EXERCISE DIRECTIONS ::
Please tally the lines in the records that include the word "title" and answer with the bare number.

Data about app and page elements:
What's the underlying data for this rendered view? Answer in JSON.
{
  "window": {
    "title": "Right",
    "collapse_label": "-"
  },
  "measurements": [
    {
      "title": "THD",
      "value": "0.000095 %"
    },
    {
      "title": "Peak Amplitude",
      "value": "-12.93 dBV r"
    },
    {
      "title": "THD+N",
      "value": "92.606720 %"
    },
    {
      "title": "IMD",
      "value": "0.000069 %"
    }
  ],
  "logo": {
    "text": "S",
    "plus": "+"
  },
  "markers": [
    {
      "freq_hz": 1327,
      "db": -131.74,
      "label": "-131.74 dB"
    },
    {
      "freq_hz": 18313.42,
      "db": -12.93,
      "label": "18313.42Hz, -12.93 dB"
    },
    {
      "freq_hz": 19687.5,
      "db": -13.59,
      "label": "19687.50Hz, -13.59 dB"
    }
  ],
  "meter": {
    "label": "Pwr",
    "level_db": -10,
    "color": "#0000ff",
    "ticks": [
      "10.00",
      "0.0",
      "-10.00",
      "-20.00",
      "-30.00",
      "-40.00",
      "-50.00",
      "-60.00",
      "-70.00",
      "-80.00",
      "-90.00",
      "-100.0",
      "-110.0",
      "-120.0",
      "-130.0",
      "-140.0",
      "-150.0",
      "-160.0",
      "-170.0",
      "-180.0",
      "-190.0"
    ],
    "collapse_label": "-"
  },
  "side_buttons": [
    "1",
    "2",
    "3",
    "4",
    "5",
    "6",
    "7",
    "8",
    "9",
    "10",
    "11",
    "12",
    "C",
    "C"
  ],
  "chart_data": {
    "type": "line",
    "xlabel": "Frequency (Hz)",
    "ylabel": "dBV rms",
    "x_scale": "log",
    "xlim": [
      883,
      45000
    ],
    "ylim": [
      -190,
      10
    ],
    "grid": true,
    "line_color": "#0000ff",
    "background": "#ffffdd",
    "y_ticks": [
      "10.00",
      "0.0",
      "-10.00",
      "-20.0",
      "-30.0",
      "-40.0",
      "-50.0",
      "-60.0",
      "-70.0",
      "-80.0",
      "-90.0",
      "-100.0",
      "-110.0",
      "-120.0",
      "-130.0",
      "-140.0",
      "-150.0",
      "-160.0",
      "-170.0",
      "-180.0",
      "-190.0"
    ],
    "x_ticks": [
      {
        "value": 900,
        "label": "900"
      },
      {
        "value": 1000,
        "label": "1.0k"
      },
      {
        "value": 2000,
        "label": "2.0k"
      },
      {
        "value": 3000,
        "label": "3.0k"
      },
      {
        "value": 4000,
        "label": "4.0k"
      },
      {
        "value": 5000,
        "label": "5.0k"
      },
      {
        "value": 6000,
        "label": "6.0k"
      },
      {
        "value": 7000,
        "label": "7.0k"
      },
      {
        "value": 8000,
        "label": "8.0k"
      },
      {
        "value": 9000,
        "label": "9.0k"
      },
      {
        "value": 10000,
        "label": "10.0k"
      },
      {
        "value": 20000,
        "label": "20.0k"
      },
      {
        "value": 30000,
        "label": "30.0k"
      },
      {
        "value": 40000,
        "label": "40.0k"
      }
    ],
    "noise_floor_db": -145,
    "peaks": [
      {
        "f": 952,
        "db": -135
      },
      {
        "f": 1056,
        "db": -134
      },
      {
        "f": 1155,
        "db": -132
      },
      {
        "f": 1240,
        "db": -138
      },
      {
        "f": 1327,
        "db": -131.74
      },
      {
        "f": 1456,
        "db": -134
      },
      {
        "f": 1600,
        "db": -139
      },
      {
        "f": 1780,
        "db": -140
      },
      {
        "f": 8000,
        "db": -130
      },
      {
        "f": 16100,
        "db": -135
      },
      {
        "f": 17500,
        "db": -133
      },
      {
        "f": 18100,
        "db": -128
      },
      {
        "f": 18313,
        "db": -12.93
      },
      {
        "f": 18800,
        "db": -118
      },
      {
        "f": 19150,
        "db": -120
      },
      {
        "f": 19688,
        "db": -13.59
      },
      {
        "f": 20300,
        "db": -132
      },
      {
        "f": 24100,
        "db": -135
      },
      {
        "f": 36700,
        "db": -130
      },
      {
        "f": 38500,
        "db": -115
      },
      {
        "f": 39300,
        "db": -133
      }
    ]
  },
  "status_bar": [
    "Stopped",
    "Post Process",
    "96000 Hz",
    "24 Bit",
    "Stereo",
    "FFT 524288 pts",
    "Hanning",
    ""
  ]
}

SOLUTION FOR THIS TASK ::
5